Skjeggestad and collaborators describe a feeling of insecurity in international doctors, and this may stem from a lack of collegial support. Sandbu and collaborators point out that international doctors took a less positive view of a mentoring scheme than did the Norwegian doctors. A feeling of being belittled may lead to humiliation and shame. In such a situation our international colleagues may withdraw instead of establishing new relationships and accepting help. Such is the paradoxical effect that humiliation and shame may produce. Someone who has been humiliated and feels shame needs a positive and safe affiliation more than anything else. Shame can only be overcome in relationships, never in solitude.
Each in their own way, these articles elucidate topics and challenges that we as doctors need to cope with in order to function as a community in everyday practice, irrespective of our international or Norwegian background. Both articles suggest that this topic merits further inquiry. On the basis of my experience as a support colleague and therapist, I have seen that even colleagues who are sceptical of receiving help and support have a deeply felt wish to be seen and acknowledged. Time, patience and an attentive and dynamic attitude are crucial for persuading a fellow human being to accept help.
I have always regarded interpersonal challenges also as opportunities. At times when I have succeeded in working with projections, subconscious troublesome emotions and thoughts in a constructive manner, I have felt the magic of therapy.
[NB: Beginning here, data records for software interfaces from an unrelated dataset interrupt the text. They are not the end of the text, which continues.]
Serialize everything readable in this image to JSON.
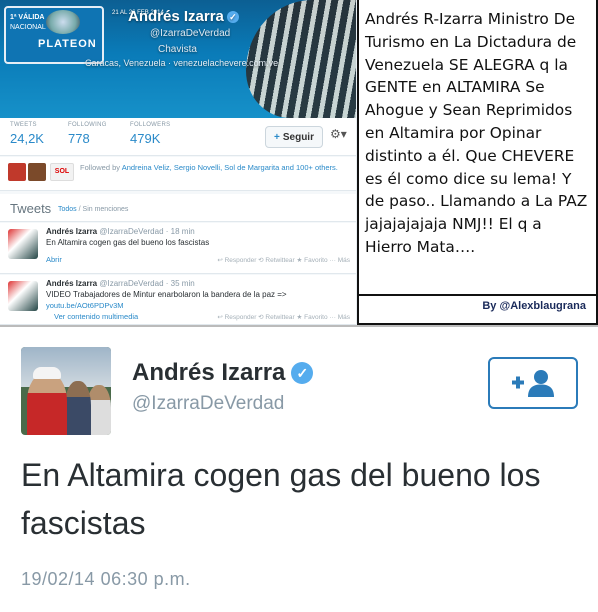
{
  "profile": {
    "badge": {
      "line1": "1ª VÁLIDA",
      "line2": "NACIONAL",
      "line3": "PLATEON"
    },
    "banner_date": "21 AL 26 FEB 2014",
    "name": "Andrés Izarra",
    "handle": "@IzarraDeVerdad",
    "bio": "Chavista",
    "location": "Caracas, Venezuela · venezuelachevere.com.ve",
    "stats": [
      {
        "label": "TWEETS",
        "value": "24,2K"
      },
      {
        "label": "FOLLOWING",
        "value": "778"
      },
      {
        "label": "FOLLOWERS",
        "value": "479K"
      }
    ],
    "follow_label": "Seguir",
    "followed_by": "Followed by",
    "followed_names": "Andreina Veliz, Sergio Novelli, Sol de Margarita",
    "followed_more": "and 100+ others.",
    "tweets_title": "Tweets",
    "tweets_filter_all": "Todos",
    "tweets_filter_sep": " / Sin menciones",
    "tweets": [
      {
        "name": "Andrés Izarra",
        "handle": "@IzarraDeVerdad",
        "time": "· 18 min",
        "text": "En Altamira cogen gas del bueno los fascistas",
        "link": "Abrir",
        "actions": "↩ Responder   ⟲ Retwittear   ★ Favorito   ··· Más"
      },
      {
        "name": "Andrés Izarra",
        "handle": "@IzarraDeVerdad",
        "time": "· 35 min",
        "text": "VIDEO Trabajadores de Mintur enarbolaron la bandera de la paz =>",
        "url": "youtu.be/AOt6PDPv3M",
        "link": "Ver contenido multimedia",
        "actions": "↩ Responder   ⟲ Retwittear   ★ Favorito   ··· Más"
      }
    ]
  },
  "caption": {
    "text": "Andrés R-Izarra Ministro De Turismo en La Dictadura de Venezuela SE ALEGRA q la GENTE en ALTAMIRA Se Ahogue y Sean Reprimidos en Altamira por Opinar distinto a él. Que CHEVERE es él como dice su lema! Y de paso.. Llamando a La PAZ jajajajajaja NMJ!! El q a Hierro Mata….",
    "credit": "By @Alexblaugrana"
  },
  "mobile_tweet": {
    "name": "Andrés Izarra",
    "verified_glyph": "✓",
    "handle": "@IzarraDeVerdad",
    "text": "En Altamira cogen gas del bueno los fascistas",
    "timestamp": "19/02/14 06:30 p.m."
  },
  "colors": {
    "twitter_blue": "#55acee",
    "link_blue": "#2a8ac9",
    "follow_border": "#2b7bb9",
    "muted_gray": "#8899a6",
    "text_dark": "#292f33"
  }
}
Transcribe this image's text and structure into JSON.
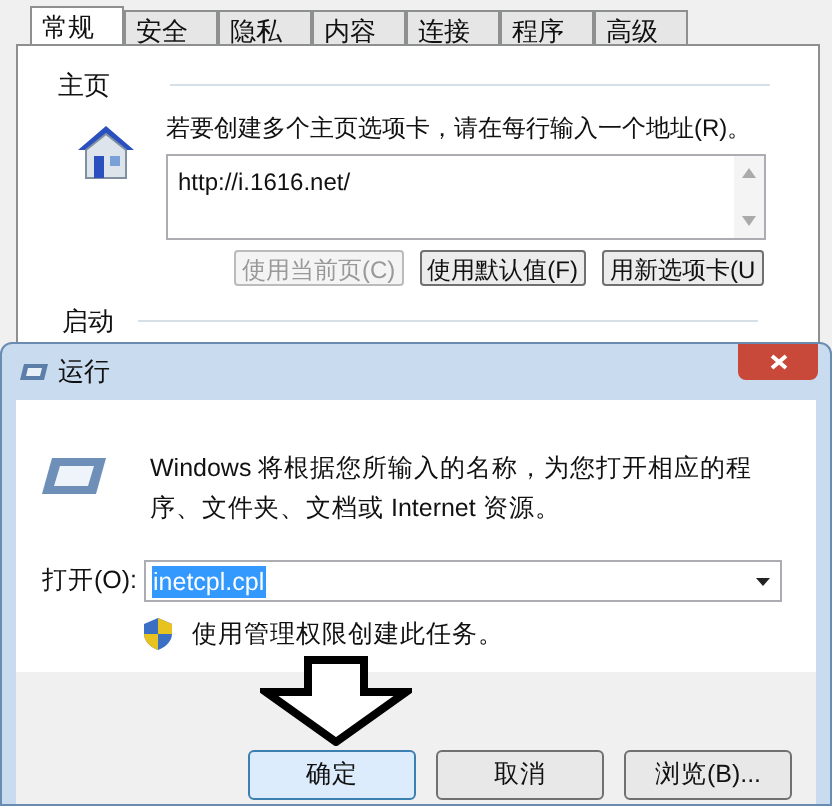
{
  "options_window": {
    "tabs": [
      {
        "label": "常规",
        "selected": true
      },
      {
        "label": "安全",
        "selected": false
      },
      {
        "label": "隐私",
        "selected": false
      },
      {
        "label": "内容",
        "selected": false
      },
      {
        "label": "连接",
        "selected": false
      },
      {
        "label": "程序",
        "selected": false
      },
      {
        "label": "高级",
        "selected": false
      }
    ],
    "home_section": {
      "title": "主页",
      "instruction": "若要创建多个主页选项卡，请在每行输入一个地址(R)。",
      "urls": "http://i.1616.net/",
      "buttons": [
        {
          "label": "使用当前页(C)",
          "disabled": true
        },
        {
          "label": "使用默认值(F)",
          "disabled": false
        },
        {
          "label": "用新选项卡(U",
          "disabled": false
        }
      ]
    },
    "startup_section": {
      "title": "启动"
    }
  },
  "run_dialog": {
    "title": "运行",
    "description": "Windows 将根据您所输入的名称，为您打开相应的程序、文件夹、文档或 Internet 资源。",
    "open_label": "打开(O):",
    "open_value": "inetcpl.cpl",
    "admin_note": "使用管理权限创建此任务。",
    "buttons": [
      {
        "label": "确定",
        "selected": true
      },
      {
        "label": "取消",
        "selected": false
      },
      {
        "label": "浏览(B)...",
        "selected": false
      }
    ]
  }
}
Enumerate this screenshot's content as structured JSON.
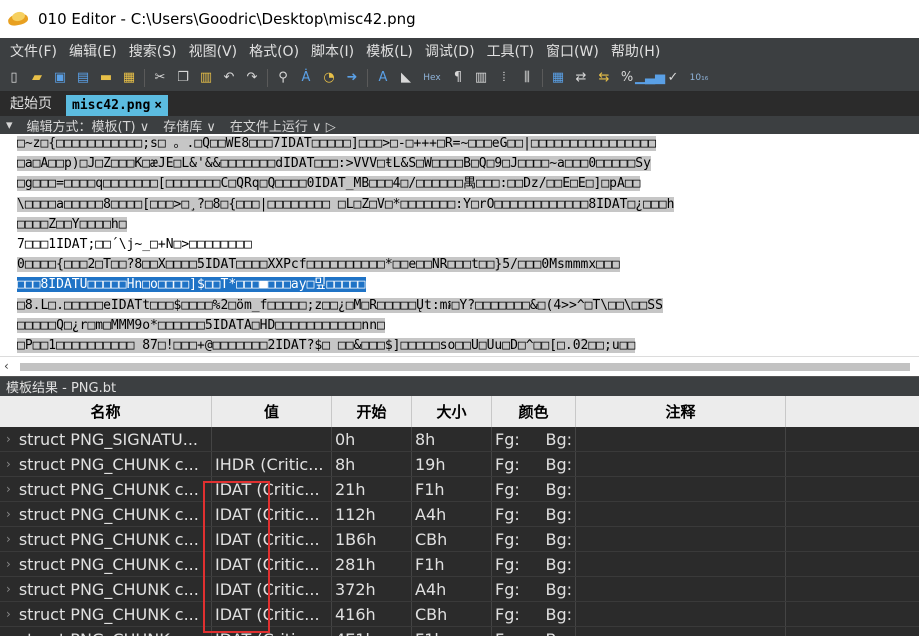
{
  "window": {
    "title": "010 Editor - C:\\Users\\Goodric\\Desktop\\misc42.png"
  },
  "menu": [
    "文件(F)",
    "编辑(E)",
    "搜索(S)",
    "视图(V)",
    "格式(O)",
    "脚本(I)",
    "模板(L)",
    "调试(D)",
    "工具(T)",
    "窗口(W)",
    "帮助(H)"
  ],
  "toolbar": {
    "hex_label": "Hex"
  },
  "tabs": {
    "start": "起始页",
    "file": "misc42.png",
    "close": "×"
  },
  "subbar": {
    "toggle": "▾",
    "edit_mode": "编辑方式：模板(T) ∨",
    "repo": "存储库 ∨",
    "run": "在文件上运行 ∨ ▷"
  },
  "hex_lines": [
    "□~z□{□□□□□□□□□□□;s□ 。.□Q□□WE8□□□7IDAT□□□□□]□□□>□-□+++□R=~□□□eG□□|□□□□□□□□□□□□□□□□",
    "□a□A□□p)□J□Z□□□K□æJE□L&'&&□□□□□□□dIDAT□□□:>VVV□ŧL&S□W□□□□B□Q□9□J□□□□~a□□□0□□□□□Sy",
    "□g□□□=□□□□q□□□□□□□[□□□□□□□C□QRq□Q□□□□0IDAT_MB□□□4□/□□□□□□禺□□□:□□Dz/□□E□E□]□pA□□",
    "\\□□□□a□□□□□8□□□□[□□□>□¸?□8□{□□□|□□□□□□□□ □L□Z□V□*□□□□□□□:Y□rO□□□□□□□□□□□□8IDAT□¿□□□h",
    "□□□□Z□□Y□□□□h□",
    "7□□□1IDAT;□□´\\j~_□+N□>□□□□□□□□",
    "0□□□□{□□□2□T□□?8□□X□□□□5IDAT□□□□XXPcf□□□□□□□□□□*□□e□□NR□□□t□□}5/□□□0Msmmmx□□□",
    "□□□8IDATU□□□□□Hn□o□□□□]$□□T*□□□■□□□ay□밒□□□□□",
    "□8.L□.□□□□□eIDATt□□□$□□□□%2□öm_f□□□□□;z□□¿□M□R□□□□□Ųt:m៛□Y?□□□□□□□&□(4>>^□T\\□□\\□□SS",
    "□□□□□Q□¿r□m□MMM9o*□□□□□□5IDATA□HD□□□□□□□□□□□nn□",
    "□P□□1□□□□□□□□□□ 87□!□□□+@□□□□□□□2IDAT?$□ □□&□□□$]□□□□□so□□U□Uu□D□^□□[□.02□□;u□□"
  ],
  "panel": {
    "title": "模板结果 - PNG.bt"
  },
  "table": {
    "headers": [
      "名称",
      "值",
      "开始",
      "大小",
      "颜色",
      "注释"
    ],
    "rows": [
      {
        "name": "struct PNG_SIGNATU...",
        "value": "",
        "start": "0h",
        "size": "8h",
        "fg": "Fg:",
        "bg": "Bg:"
      },
      {
        "name": "struct PNG_CHUNK c...",
        "value": "IHDR  (Critic...",
        "start": "8h",
        "size": "19h",
        "fg": "Fg:",
        "bg": "Bg:"
      },
      {
        "name": "struct PNG_CHUNK c...",
        "value": "IDAT  (Critic...",
        "start": "21h",
        "size": "F1h",
        "fg": "Fg:",
        "bg": "Bg:"
      },
      {
        "name": "struct PNG_CHUNK c...",
        "value": "IDAT  (Critic...",
        "start": "112h",
        "size": "A4h",
        "fg": "Fg:",
        "bg": "Bg:"
      },
      {
        "name": "struct PNG_CHUNK c...",
        "value": "IDAT  (Critic...",
        "start": "1B6h",
        "size": "CBh",
        "fg": "Fg:",
        "bg": "Bg:"
      },
      {
        "name": "struct PNG_CHUNK c...",
        "value": "IDAT  (Critic...",
        "start": "281h",
        "size": "F1h",
        "fg": "Fg:",
        "bg": "Bg:"
      },
      {
        "name": "struct PNG_CHUNK c...",
        "value": "IDAT  (Critic...",
        "start": "372h",
        "size": "A4h",
        "fg": "Fg:",
        "bg": "Bg:"
      },
      {
        "name": "struct PNG_CHUNK c...",
        "value": "IDAT  (Critic...",
        "start": "416h",
        "size": "CBh",
        "fg": "Fg:",
        "bg": "Bg:"
      },
      {
        "name": "struct PNG_CHUNK c...",
        "value": "IDAT  (Critic...",
        "start": "4E1h",
        "size": "F1h",
        "fg": "Fg:",
        "bg": "Bg:"
      }
    ]
  },
  "colors": {
    "accent_tab": "#5cbce0",
    "selection_blue": "#1f73c6",
    "annotation_red": "#e03030"
  },
  "icons": [
    "new-file-icon",
    "open-folder-icon",
    "save-icon",
    "save-all-icon",
    "folder-icon",
    "cut-icon",
    "copy-icon",
    "paste-icon",
    "undo-icon",
    "redo-icon",
    "find-icon",
    "replace-icon",
    "goto-icon",
    "font-icon",
    "highlight-icon",
    "hex-icon",
    "paragraph-icon",
    "columns-icon",
    "binary-icon",
    "calculator-icon",
    "compare-icon",
    "swap-icon",
    "percent-icon",
    "histogram-icon",
    "checksum-icon",
    "base-convert-icon"
  ]
}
I believe that something similar may also happen between colleagues who come from different ethnic and cultural backgrounds but work in the same place.